For each entry below, please return its exact wording and leave out any picture.

[Opening Data for analysis section]

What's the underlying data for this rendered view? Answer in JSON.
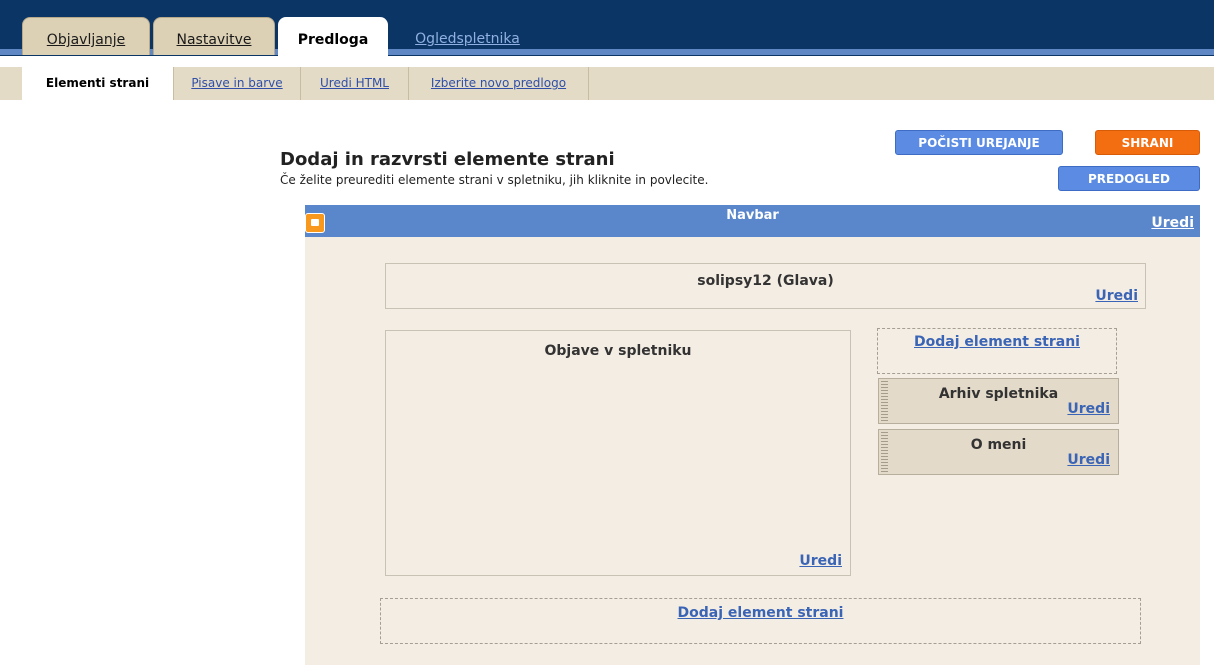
{
  "tabs": [
    {
      "label": "Objavljanje"
    },
    {
      "label": "Nastavitve"
    },
    {
      "label": "Predloga"
    },
    {
      "label": "Ogledspletnika"
    }
  ],
  "subtabs": [
    {
      "label": "Elementi strani"
    },
    {
      "label": "Pisave in barve"
    },
    {
      "label": "Uredi HTML"
    },
    {
      "label": "Izberite novo predlogo"
    }
  ],
  "page": {
    "title": "Dodaj in razvrsti elemente strani",
    "description": "Če želite preurediti elemente strani v spletniku, jih kliknite in povlecite."
  },
  "buttons": {
    "clear": "POČISTI UREJANJE",
    "save": "SHRANI",
    "preview": "PREDOGLED"
  },
  "colors": {
    "topbar": "#0b3565",
    "accent_blue": "#5b8be2",
    "save_orange": "#f36d11",
    "editor_bg": "#f4ede3"
  },
  "editor": {
    "navbar": {
      "title": "Navbar",
      "edit": "Uredi",
      "icon": "blogger-logo-icon"
    },
    "header": {
      "title": "solipsy12 (Glava)",
      "edit": "Uredi"
    },
    "posts": {
      "title": "Objave v spletniku",
      "edit": "Uredi"
    },
    "sidebar_add": "Dodaj element strani",
    "gadgets": [
      {
        "title": "Arhiv spletnika",
        "edit": "Uredi"
      },
      {
        "title": "O meni",
        "edit": "Uredi"
      }
    ],
    "footer_add": "Dodaj element strani"
  }
}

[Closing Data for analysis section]

Answer:
What's the underlying data for this rendered view? Answer in JSON.
{
  "tabs": [
    {
      "label": "Objavljanje"
    },
    {
      "label": "Nastavitve"
    },
    {
      "label": "Predloga"
    },
    {
      "label": "Ogledspletnika"
    }
  ],
  "subtabs": [
    {
      "label": "Elementi strani"
    },
    {
      "label": "Pisave in barve"
    },
    {
      "label": "Uredi HTML"
    },
    {
      "label": "Izberite novo predlogo"
    }
  ],
  "page": {
    "title": "Dodaj in razvrsti elemente strani",
    "description": "Če želite preurediti elemente strani v spletniku, jih kliknite in povlecite."
  },
  "buttons": {
    "clear": "POČISTI UREJANJE",
    "save": "SHRANI",
    "preview": "PREDOGLED"
  },
  "colors": {
    "topbar": "#0b3565",
    "accent_blue": "#5b8be2",
    "save_orange": "#f36d11",
    "editor_bg": "#f4ede3"
  },
  "editor": {
    "navbar": {
      "title": "Navbar",
      "edit": "Uredi",
      "icon": "blogger-logo-icon"
    },
    "header": {
      "title": "solipsy12 (Glava)",
      "edit": "Uredi"
    },
    "posts": {
      "title": "Objave v spletniku",
      "edit": "Uredi"
    },
    "sidebar_add": "Dodaj element strani",
    "gadgets": [
      {
        "title": "Arhiv spletnika",
        "edit": "Uredi"
      },
      {
        "title": "O meni",
        "edit": "Uredi"
      }
    ],
    "footer_add": "Dodaj element strani"
  }
}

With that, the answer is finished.